Get to know the language, too.  The panelists were great about explaining terms like "coop" and "comp titles" (or titles that your book is kinda like) but there are more.  Subscribe to the trade pubs, follow Indie booksellers on Twitter, friend them on Facebook, etc. You can't really be nice to them unless you speak the same language, after all.

Oh, a strangely-related, unrelated comment: the print-on-demand (POD) services charge $38 to provide a proof print.  If you can't afford the $38, you can't afford POD.  Get it and have several people look at it, because of how embarrassing it is to get books into a bookstore with the title misspelled on the dang cover.

How do we, as authors, get titles reviewed by traditional newsletters/newspapers/media, someone asked.  We don't, really, and Schoerke explained that any publicist who promises to get an author's work reviewed by a specific source should be considered questionable.  The reviewing sites work at their pace based on their queues to review the books they choose to review, and bugging them will only get the book in question pushed toward the bottom.  The best thing to do, then, is to send out Advance Readers Copies (ARCs) months before release and hope they decide to do it.  It's entirely possible through hard work and gushing niceness to get reviews in, say, a certain number of sites, but to say that you're going to get a review in a specific place just doesn't jive with reality. 

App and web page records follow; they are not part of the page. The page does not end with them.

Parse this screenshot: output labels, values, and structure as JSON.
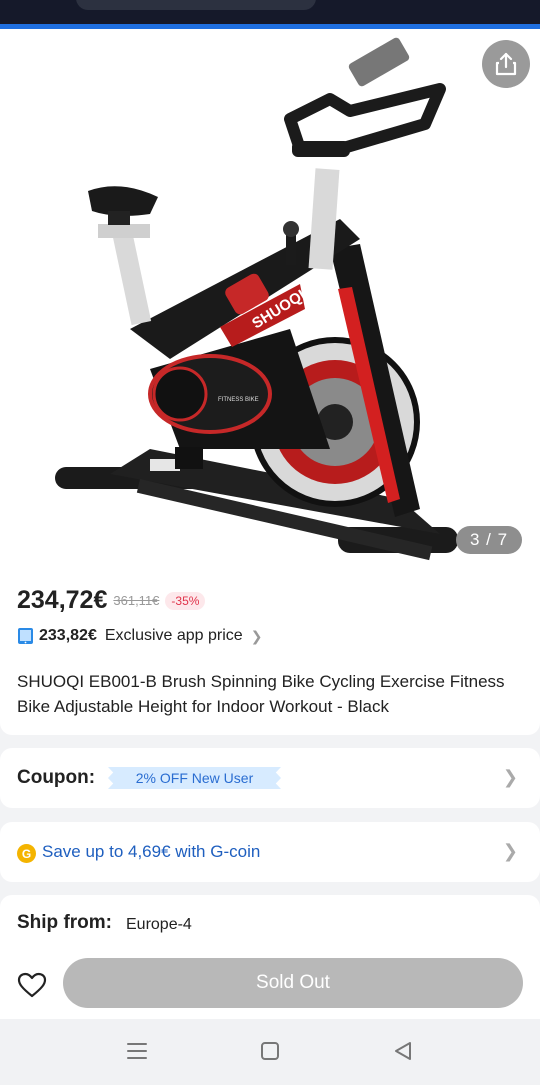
{
  "gallery": {
    "counter": "3 / 7",
    "product_brand_text": "SHUOQI",
    "flywheel_text": "FITNESS BIKE"
  },
  "price": {
    "current": "234,72€",
    "original": "361,11€",
    "discount": "-35%"
  },
  "app_price": {
    "value": "233,82€",
    "label": "Exclusive app price",
    "icon": "phone-icon"
  },
  "product": {
    "title": "SHUOQI EB001-B Brush Spinning Bike Cycling Exercise Fitness Bike Adjustable Height for Indoor Workout - Black"
  },
  "coupon": {
    "label": "Coupon:",
    "tag": "2% OFF New User"
  },
  "gcoin": {
    "icon_letter": "G",
    "text": "Save up to 4,69€ with G-coin"
  },
  "shipping": {
    "label": "Ship from:",
    "value": "Europe-4"
  },
  "actions": {
    "sold_out": "Sold Out"
  },
  "colors": {
    "accent_blue": "#1f6fe0",
    "discount_red": "#e0334a",
    "coupon_bg": "#d7ebff",
    "gcoin_gold": "#f4b400",
    "button_disabled": "#b8b8b8"
  }
}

The panel did offer a different view from what I've seen regarding paid reviews.  I've heard a lot of negative commentary based on the perception that an author is basically just paying for a positive review that he or she doesn't deserve, but that's not exactly what goes on.  The review sites and pubs are, of course, interested in successfully meeting their own expenses, which is typically done through advertising income brought to the table by the Big 6 corporate advertising teams.  They're going to review the folks who are helping them keep the lights on, of course.  That means that an Indie author paying for a review is really just leveling the playing field as far as likelihood of receiving a timely review.

Last tidbit: of course writing is a quiet profession, and that many authors are introverts.  That said, "Whatever it was that got you to sit down and write your story" is the same thing it takes to go sell that story to book sellers.  "It may not be the same skillset, but it's the same mindset," said Kelly Justice  That's--beautiful, innit? 

And on that note--I'll see all y'all at the next JRW event, I hope.

Oh, and one other note: I've been hard on bookstores in the past.  I hope you all recognize that I was only talking about the stupid ones. 


PS--if you're in the Richmond area, please give Fountain Books some love: and   


  1. I would very much like to reblog this post at as well as link to your JRW post about the October conference. I hope you'll email me about it! Thanks!